    Strong expressions of feelings, such as crying, laughing hard, or yelling can cause some student's asthma to flare up. 10

    Signs & Symptoms 11
    According to the NEA's online course “Managing Asthma in the School Environment” The signs and symptoms of an asthma attack include:
    • Shortness of breath – students may complain of feeling winded, or unable to catch their breath.
    • Wheezing – wheezing sounds like a high-pitched, raspy whistle. You may hear the wheeze when the person exhales. As an asthma episode progresses, you may hear the wheeze when the person inhales and exhales. There is one more key point about wheezing. During an asthma episode when the chest is tight, the absence of wheezing may mean that there is very little air moving through the lungs and the student is having a severe asthma episode or asthma attack.

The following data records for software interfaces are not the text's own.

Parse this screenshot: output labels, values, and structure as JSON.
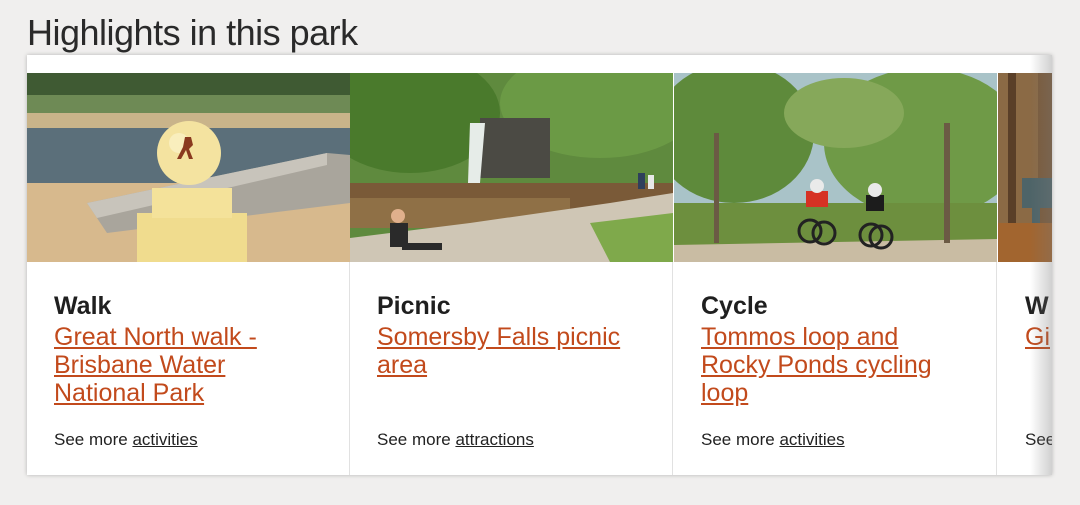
{
  "heading": "Highlights in this park",
  "cards": [
    {
      "category": "Walk",
      "title": "Great North walk - Brisbane Water National Park",
      "more_prefix": "See more",
      "more_link": "activities",
      "image_icon": "walking-trail-marker-photo"
    },
    {
      "category": "Picnic",
      "title": "Somersby Falls picnic area",
      "more_prefix": "See more",
      "more_link": "attractions",
      "image_icon": "waterfall-pool-photo"
    },
    {
      "category": "Cycle",
      "title": "Tommos loop and Rocky Ponds cycling loop",
      "more_prefix": "See more",
      "more_link": "activities",
      "image_icon": "mountain-bikers-photo"
    },
    {
      "category": "W",
      "title": "Gi",
      "more_prefix": "See",
      "more_link": "",
      "image_icon": "signpost-forest-photo"
    }
  ]
}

    • Tightness in the chest is another sign – some students may describe this sensation as heaviness in the chest. You may even see them attempt to press down on their chest in an attempt to alleviate the pressure.

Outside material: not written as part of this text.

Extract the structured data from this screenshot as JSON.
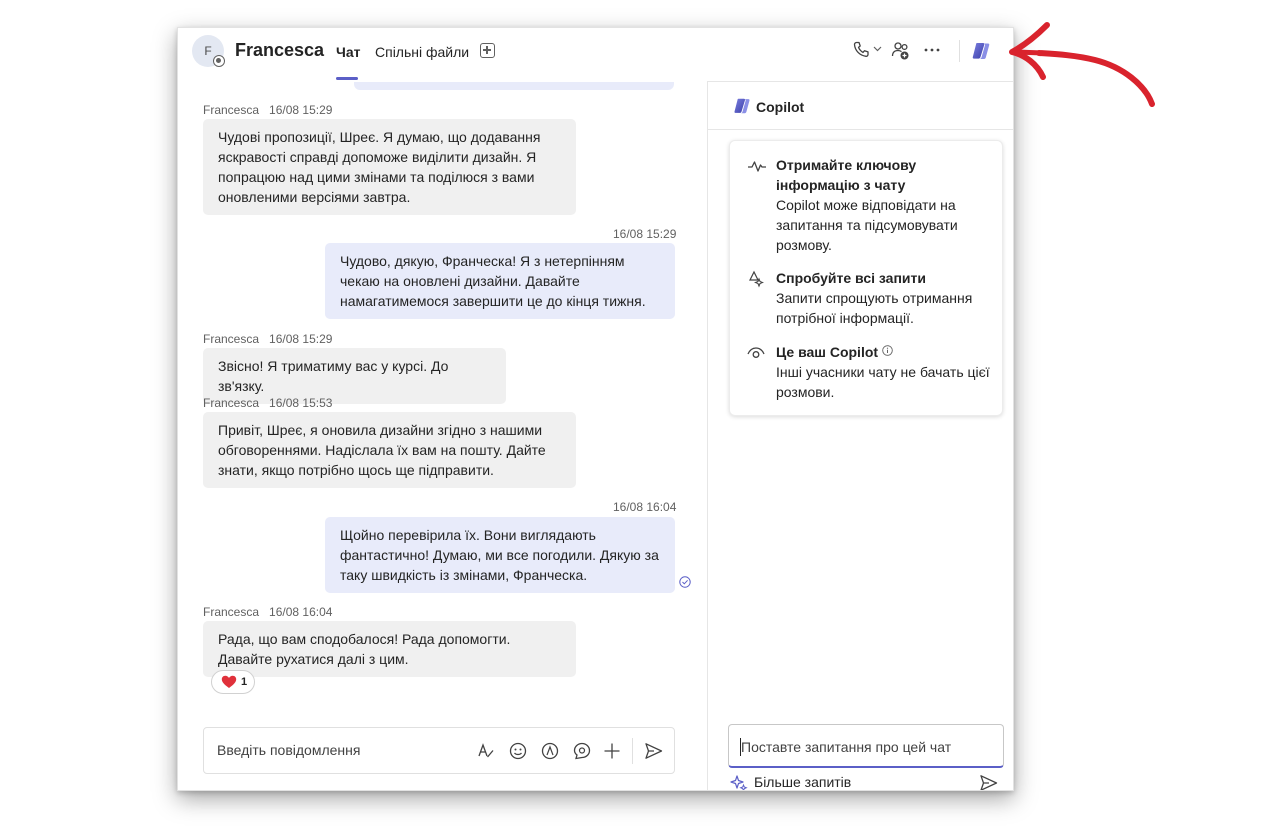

    • Coughing at night, after physical activity, or a cough that lasts more than a week, in the absence of a respiratory infection, is another sign. Coughing can also be a warning sign of an impending episode for some people with asthma.
    • Signs of a student with a severe attack include struggling to breathe, talk, or stay awake, blue lips, or if the student asks for an ambulance.
    Action Plan
    See your doctor if your child is dealing with any of these symptoms. Alert your school's nurse and your child's teachers if your child has asthma. Click on the health forms below and print. 

    Annual Asthma Assessment
    Asthma Action Plan
    Asthma medication permission and physician instruction - English
    Asthma medication permission and physician instruction - Spanish
    Have your physician fill out the information regarding the level of asthma and the medicines and treatments necessary to control it. Fill out the parent/guardian portion of these forms. Bring these forms in along with any inhaler or medicine that needs to be taken at school and give them to your school's Direct Service Nurse.
    Feel free to call the Direct Service Nurse at your child's school. She has information on working with asthma in school and can help answer your questions. She will also coordinate the care needed to keep you child in good health and staying in school.
    Submitted by Peggy Courser, RN, Direct Service Nurse for Tefft Middle School

    1, 3, 4, 8, 9, 10, 11 The National Education Association; NEA, Health Information Network; &
    Merck Childhood Asthma Network. (2010). Managing asthma in the school
    environment: what NEA members need to know. NEA Academy course , http://www.neaacademy.org/leader-to-leader/managing-asthma-in-the-school-
    2 Akinbami, M.D., L. J., Moorman, M.S., J. E., & Liu, M.Sc., X. (2011). Asthma prevalence,
    health care use, and mortality: United States, 2005–2009. National Health Statistics
    Reports , 32 . Retrieved from http://www.cdc.gov/nchs/data/nhsr/nhsr032.pdf
    5, 6, 7 U.S. Department of Health & Human Services, National Heart Lung and Blood Institute
    National Institutes of health. (2007). Asthma action plan (NIH Publication No. 07-
    5251). Bethesda , MD : Retrieved from http://www.nhlbi.nih.gov/health/public/